(YOUR TASK): The answer must be every line of the records below that holds the word "APOSTAS".

(DATASET EXTRACT):
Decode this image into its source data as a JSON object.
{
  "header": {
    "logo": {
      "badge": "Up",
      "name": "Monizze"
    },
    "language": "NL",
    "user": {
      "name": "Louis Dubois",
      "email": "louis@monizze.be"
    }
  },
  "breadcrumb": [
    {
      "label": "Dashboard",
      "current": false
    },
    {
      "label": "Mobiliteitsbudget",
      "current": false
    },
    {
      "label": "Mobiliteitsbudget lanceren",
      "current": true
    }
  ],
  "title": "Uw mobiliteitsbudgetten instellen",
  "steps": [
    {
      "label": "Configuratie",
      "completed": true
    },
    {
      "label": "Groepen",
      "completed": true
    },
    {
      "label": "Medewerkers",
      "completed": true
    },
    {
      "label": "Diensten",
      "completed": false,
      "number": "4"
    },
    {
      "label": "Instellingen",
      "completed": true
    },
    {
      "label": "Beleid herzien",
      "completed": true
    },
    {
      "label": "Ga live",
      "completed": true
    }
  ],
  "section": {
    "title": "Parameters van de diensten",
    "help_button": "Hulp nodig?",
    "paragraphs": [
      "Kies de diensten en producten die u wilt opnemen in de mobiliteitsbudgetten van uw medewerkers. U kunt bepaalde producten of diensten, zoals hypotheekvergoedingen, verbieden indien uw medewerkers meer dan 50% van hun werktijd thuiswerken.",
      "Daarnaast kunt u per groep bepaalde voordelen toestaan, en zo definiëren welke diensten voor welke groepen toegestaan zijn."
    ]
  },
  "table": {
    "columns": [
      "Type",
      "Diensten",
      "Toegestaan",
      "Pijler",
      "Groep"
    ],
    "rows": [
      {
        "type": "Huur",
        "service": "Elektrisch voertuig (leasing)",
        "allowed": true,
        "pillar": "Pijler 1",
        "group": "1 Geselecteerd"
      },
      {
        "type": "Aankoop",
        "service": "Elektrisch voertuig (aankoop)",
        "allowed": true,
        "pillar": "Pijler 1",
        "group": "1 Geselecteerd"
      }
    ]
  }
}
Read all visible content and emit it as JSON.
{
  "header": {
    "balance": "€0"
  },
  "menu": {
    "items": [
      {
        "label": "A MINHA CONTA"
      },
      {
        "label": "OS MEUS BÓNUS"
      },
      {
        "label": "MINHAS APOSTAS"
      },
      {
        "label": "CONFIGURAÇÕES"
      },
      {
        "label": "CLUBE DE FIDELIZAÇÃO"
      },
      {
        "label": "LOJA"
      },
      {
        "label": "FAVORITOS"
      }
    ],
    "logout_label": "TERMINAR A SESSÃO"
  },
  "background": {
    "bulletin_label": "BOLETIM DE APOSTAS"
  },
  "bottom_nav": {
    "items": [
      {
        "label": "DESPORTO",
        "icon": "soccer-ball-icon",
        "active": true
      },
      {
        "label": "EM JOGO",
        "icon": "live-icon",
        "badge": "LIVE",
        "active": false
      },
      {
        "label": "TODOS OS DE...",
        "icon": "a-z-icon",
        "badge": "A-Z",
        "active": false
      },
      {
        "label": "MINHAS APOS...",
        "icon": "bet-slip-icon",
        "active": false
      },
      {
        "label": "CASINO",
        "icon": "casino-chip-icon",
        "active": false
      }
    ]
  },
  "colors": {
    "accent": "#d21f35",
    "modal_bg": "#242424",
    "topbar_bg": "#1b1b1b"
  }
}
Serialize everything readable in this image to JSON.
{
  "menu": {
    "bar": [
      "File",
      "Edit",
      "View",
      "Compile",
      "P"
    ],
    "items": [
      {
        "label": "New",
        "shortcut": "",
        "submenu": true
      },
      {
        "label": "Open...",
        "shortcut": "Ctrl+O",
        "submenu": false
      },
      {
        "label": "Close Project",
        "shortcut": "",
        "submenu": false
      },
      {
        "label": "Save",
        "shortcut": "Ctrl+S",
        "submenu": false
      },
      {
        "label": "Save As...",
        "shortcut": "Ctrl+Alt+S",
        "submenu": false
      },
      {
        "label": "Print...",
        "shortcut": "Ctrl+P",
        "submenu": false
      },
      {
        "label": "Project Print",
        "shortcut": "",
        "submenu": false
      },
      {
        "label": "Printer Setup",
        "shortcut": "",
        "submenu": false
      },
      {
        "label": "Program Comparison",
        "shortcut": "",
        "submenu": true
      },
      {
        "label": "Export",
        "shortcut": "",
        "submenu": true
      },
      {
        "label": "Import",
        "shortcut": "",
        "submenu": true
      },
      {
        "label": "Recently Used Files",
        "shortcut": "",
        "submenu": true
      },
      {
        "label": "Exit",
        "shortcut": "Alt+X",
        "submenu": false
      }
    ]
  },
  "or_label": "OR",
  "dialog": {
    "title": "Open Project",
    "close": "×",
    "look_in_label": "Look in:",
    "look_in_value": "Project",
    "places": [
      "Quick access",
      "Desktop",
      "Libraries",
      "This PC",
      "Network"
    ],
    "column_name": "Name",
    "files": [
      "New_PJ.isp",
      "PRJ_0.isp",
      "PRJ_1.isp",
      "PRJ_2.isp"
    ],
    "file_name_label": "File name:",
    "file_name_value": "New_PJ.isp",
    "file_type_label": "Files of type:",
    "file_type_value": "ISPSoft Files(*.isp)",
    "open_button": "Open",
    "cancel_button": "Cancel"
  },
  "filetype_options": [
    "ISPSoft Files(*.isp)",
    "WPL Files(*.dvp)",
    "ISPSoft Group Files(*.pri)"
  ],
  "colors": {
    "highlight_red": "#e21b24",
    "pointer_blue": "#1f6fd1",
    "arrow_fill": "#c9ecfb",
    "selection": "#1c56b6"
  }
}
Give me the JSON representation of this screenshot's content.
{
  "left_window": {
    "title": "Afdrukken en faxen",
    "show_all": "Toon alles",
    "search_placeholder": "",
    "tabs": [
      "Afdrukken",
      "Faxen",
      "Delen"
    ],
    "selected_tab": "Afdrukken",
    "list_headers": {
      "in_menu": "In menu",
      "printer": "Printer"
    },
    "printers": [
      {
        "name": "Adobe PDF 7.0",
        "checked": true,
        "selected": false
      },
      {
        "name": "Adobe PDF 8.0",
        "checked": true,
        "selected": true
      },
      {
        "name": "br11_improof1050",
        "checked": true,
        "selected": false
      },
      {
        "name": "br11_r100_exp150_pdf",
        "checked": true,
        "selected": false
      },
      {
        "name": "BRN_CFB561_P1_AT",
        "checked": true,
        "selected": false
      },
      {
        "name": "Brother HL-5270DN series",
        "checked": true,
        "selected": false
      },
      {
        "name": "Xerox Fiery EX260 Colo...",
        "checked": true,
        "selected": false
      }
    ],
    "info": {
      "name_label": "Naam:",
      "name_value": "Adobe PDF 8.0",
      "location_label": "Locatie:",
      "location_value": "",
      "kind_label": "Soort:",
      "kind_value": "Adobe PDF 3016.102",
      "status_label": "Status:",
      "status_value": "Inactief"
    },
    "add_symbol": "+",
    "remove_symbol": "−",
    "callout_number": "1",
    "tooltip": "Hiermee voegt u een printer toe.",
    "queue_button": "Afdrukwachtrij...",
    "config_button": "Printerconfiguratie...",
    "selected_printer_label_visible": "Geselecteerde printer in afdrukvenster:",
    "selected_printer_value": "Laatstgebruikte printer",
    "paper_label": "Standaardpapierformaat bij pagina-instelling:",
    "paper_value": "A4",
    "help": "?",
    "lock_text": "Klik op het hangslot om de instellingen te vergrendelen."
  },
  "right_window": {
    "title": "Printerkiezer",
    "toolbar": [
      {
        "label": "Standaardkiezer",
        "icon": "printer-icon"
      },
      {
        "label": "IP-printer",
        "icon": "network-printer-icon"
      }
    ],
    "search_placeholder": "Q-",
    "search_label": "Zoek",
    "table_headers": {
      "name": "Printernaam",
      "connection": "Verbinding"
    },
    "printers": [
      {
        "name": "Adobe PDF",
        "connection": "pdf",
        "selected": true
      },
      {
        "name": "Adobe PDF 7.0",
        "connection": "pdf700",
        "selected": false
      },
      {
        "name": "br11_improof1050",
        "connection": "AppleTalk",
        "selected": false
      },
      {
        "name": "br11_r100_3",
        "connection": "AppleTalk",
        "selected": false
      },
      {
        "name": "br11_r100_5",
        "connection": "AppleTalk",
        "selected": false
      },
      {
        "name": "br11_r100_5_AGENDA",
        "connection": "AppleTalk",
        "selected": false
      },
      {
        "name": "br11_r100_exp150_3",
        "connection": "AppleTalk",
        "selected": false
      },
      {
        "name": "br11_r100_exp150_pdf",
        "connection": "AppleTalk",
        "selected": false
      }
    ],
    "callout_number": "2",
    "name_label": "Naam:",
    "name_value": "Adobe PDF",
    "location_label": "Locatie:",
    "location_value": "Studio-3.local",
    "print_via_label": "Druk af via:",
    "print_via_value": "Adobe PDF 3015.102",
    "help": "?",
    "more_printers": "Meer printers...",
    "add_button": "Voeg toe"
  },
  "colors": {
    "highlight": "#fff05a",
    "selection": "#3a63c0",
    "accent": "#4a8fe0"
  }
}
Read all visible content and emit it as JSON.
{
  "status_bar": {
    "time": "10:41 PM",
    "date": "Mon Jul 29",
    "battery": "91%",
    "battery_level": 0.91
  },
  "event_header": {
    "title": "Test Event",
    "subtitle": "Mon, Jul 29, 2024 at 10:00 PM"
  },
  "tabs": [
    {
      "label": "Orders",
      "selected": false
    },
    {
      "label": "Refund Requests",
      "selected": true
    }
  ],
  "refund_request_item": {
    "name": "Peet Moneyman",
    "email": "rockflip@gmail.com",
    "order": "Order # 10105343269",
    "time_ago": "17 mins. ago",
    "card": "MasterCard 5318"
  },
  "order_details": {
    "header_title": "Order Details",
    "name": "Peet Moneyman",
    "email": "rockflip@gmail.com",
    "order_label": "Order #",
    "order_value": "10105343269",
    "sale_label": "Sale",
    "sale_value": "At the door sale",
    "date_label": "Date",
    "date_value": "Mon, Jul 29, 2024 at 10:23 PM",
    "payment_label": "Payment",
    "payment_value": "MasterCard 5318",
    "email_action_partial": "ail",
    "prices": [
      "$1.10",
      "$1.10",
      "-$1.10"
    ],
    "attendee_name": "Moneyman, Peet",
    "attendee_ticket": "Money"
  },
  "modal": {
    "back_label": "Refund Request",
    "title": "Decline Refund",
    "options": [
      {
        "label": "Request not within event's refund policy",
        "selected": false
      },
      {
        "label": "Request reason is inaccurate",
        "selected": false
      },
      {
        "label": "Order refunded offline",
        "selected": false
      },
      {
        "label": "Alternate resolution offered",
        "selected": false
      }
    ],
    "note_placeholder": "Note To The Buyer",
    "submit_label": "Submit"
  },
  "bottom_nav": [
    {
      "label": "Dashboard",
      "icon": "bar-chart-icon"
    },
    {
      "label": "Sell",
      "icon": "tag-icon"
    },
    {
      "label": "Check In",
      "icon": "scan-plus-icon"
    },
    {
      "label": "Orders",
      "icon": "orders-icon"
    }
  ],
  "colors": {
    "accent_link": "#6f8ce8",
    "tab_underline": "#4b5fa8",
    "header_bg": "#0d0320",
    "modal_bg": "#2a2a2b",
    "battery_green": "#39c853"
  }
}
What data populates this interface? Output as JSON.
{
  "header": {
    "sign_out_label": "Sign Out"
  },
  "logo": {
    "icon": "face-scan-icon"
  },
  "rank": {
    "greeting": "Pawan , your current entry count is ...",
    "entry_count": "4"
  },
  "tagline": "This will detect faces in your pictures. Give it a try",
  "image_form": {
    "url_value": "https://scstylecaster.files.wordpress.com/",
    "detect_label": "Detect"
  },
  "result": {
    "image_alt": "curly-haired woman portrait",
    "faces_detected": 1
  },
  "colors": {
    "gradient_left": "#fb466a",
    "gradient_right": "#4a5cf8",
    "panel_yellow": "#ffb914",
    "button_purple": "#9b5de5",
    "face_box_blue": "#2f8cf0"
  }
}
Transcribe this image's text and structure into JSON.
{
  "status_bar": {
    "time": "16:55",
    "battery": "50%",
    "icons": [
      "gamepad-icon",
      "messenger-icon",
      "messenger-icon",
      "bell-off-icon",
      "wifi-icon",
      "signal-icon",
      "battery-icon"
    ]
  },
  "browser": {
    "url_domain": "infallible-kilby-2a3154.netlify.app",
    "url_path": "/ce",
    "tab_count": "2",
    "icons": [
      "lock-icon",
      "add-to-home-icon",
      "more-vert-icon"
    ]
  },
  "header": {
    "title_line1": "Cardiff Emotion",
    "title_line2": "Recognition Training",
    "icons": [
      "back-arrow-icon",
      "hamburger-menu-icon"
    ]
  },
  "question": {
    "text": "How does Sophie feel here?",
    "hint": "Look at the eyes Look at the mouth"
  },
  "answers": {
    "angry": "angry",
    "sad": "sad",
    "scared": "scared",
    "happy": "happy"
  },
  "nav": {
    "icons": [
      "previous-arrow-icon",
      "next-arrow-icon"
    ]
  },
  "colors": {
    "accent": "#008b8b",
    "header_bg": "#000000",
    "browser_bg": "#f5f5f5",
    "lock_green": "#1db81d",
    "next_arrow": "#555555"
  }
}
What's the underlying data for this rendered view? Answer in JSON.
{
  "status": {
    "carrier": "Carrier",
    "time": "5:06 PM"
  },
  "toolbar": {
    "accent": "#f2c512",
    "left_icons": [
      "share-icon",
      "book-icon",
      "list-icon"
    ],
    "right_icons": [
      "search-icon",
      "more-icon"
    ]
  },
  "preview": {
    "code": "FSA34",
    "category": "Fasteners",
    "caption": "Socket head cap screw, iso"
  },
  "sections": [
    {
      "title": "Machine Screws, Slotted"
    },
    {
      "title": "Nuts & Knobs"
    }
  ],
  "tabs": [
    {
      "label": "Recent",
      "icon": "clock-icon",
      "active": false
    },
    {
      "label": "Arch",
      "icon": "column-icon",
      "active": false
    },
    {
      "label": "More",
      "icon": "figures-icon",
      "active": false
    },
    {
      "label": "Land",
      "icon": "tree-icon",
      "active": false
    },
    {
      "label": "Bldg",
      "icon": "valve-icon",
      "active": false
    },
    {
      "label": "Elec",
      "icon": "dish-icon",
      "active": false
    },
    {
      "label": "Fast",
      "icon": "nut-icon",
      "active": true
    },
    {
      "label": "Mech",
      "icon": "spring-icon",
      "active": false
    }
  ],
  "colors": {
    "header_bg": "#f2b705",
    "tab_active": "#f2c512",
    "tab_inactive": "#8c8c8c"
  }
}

(ANSWER SECTION):
        "label": "MINHAS APOSTAS"
    "bulletin_label": "BOLETIM DE APOSTAS"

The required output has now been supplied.